Space History News
space history and collectibles feature articles

discussion forums about space history and collecting

calendar of worldwide astronaut appearances

collecting guides and selected space history documents

related space memorabilia and history websites

Go / No Go :
"Apollo 10: The Dress Rehearsal" DVD

Review by Rick Houston

Studio:   Spacecraft Films
Release:   November 2004
Length:   More than 8 hours on 2 discs
MSRP:   $34.99
Extras:   Pre- and post-flight interviews; NASA management interviews

It's by far the least known of the voyages to the Moon.

Apollo 10 was not the first mission to cross the trans- lunar void, and a landing wasn't scheduled until the next flight. Apollo 10 was the ultimate test flight. Commander Thomas Stafford, lunar module pilot Eugene Cernan and command module pilot John Young sought and answered the remaining questions before a landing was possible.

Could the command-service and lunar module stack make the 240,000 mile trip mated together? Yes, it could.

How would the lunar module operate so far from home? Brilliantly, with one near-disastrous exception.
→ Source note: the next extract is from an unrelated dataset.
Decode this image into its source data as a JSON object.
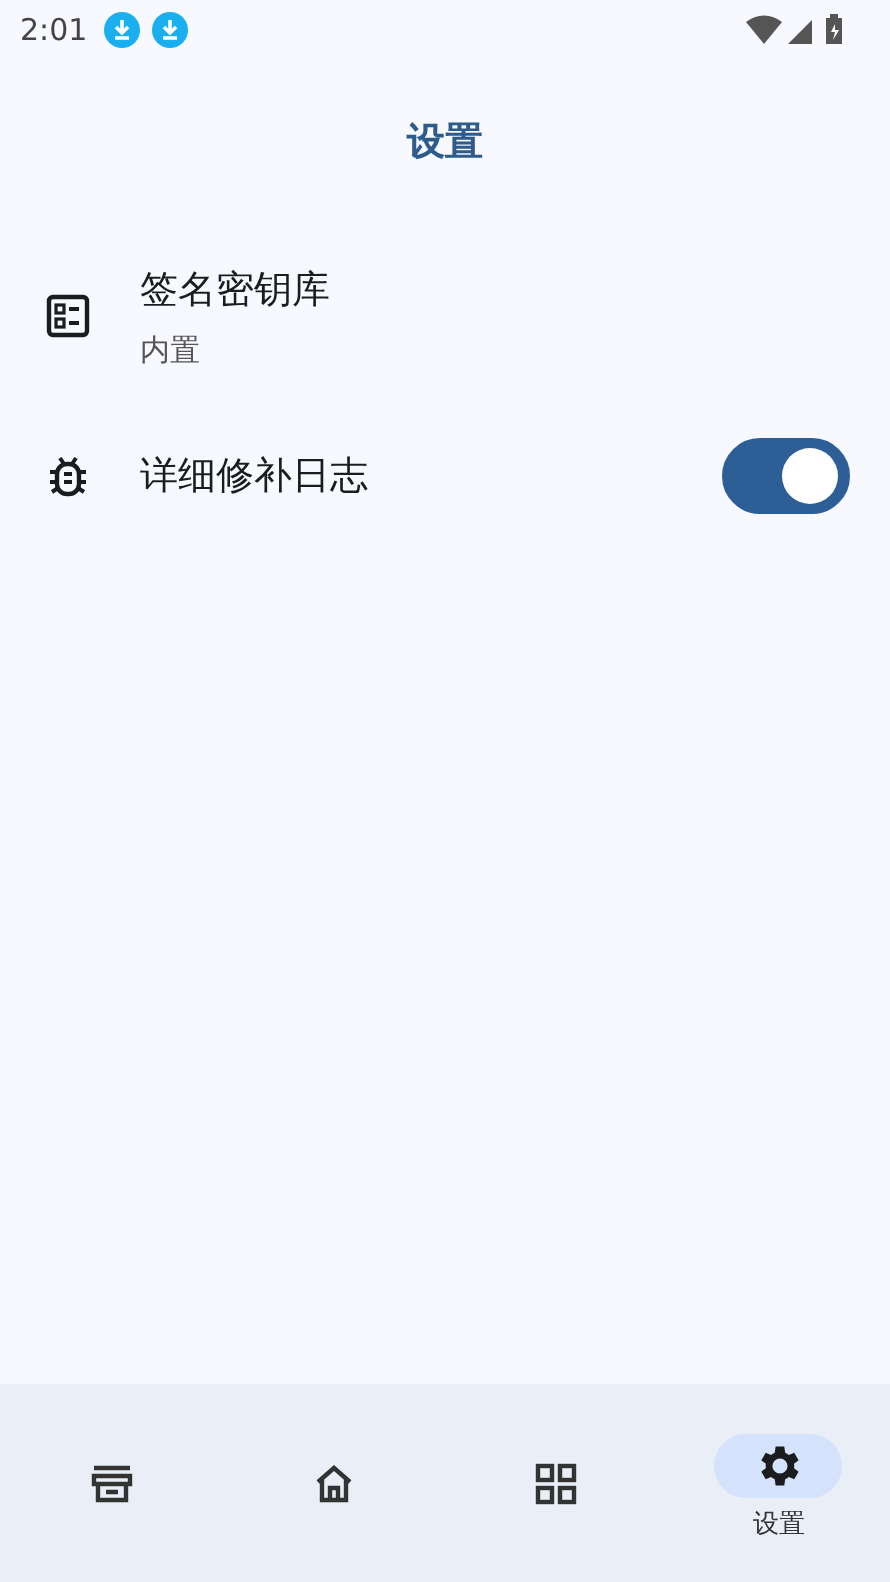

Was lunar orbit rendezvous possible? The crew of Apollo 10 proved that it most certainly was.

Thanks to Apollo 10, one more step - the last tentative step - was completed in the United States' march to the Moon. In an attempt to shed light on the little-known but none-the-less very important flight, Spacecraft Films has released Apollo 10: The Dress Rehearsal.

As with most of the Spacecraft Films catalog, the best parts of Rehearsal are those that show the CM and LM interiors. Unfortunately, many of the TV transmissions on Disc Two suffer from lighting problems. They are either too dark or too light, despite advice from Mission Control to the crew on how to correct the situation.

Still, there is something special about seeing Stafford and Cernan smile as they check out their LM, Snoopy. The crew tosses various items back and forth, and they also unveil posters of their spacecraft's namesakes, Peanuts characters Charlie Brown and Snoopy.

It is Snoopy that provided both the mission and the Spacecraft Films' release their biggest problems. While maneuvering just a few miles above the lunar surface, Snoopy tumbled wildly for the briefest of heart-stopping seconds. The 16mm footage is here, shot from Cernan's LMP window, but the encounter is not designated in the chapter stops provided on the DVD. You have to search for it, and know what you're looking for, because it's over within a matter of seconds.

Also, the air-to-ground transmission is not included with this particular portion of film. Rather, Cernan and Stafford describe the experience in a post-flight interview. The interview is great, with a lot of detail, but it would've been a plus to have a choice between the air-to-ground and the post-flight chat.

For those interested, the incident is included on Disc One, in Chapter 10 of the segment titled "Aboard X."

The Earth views featured in the 16mm films on Disc One are fascinating. The colors are rich and vibrant, and you can almost - almost - get the sense of what our heavenly sphere must have looked like from aboard Charlie Brown. During the TV transmissions on Disc Two however, there are what seems to be an inordinate number of Earth views. This time though, the pictures are lower definition.

The crew might have concentrated less on shots of our world. After all, once you've seen one Earth, you've seen them all.

Go/No Go: It's a go. Apollo 10: The Dress Rehearsal is not the strongest release from Spacecraft Films, yet, it is an important work that documents an important flight.

Order now: buySPACE | Amazon | Spacecraft Films

back to collectSPACE

© 1999-2014 All rights reserved.
Questions? E-mail
About the reviewer:
Rick Houston is an avid collector of DVDs (he has more than 600). Houston is also a space history enthusiast, so he is sure to not miss a documentary or docudrama.

Feedback: collectSPACE: Messages

'Go/No Go' Review Archive: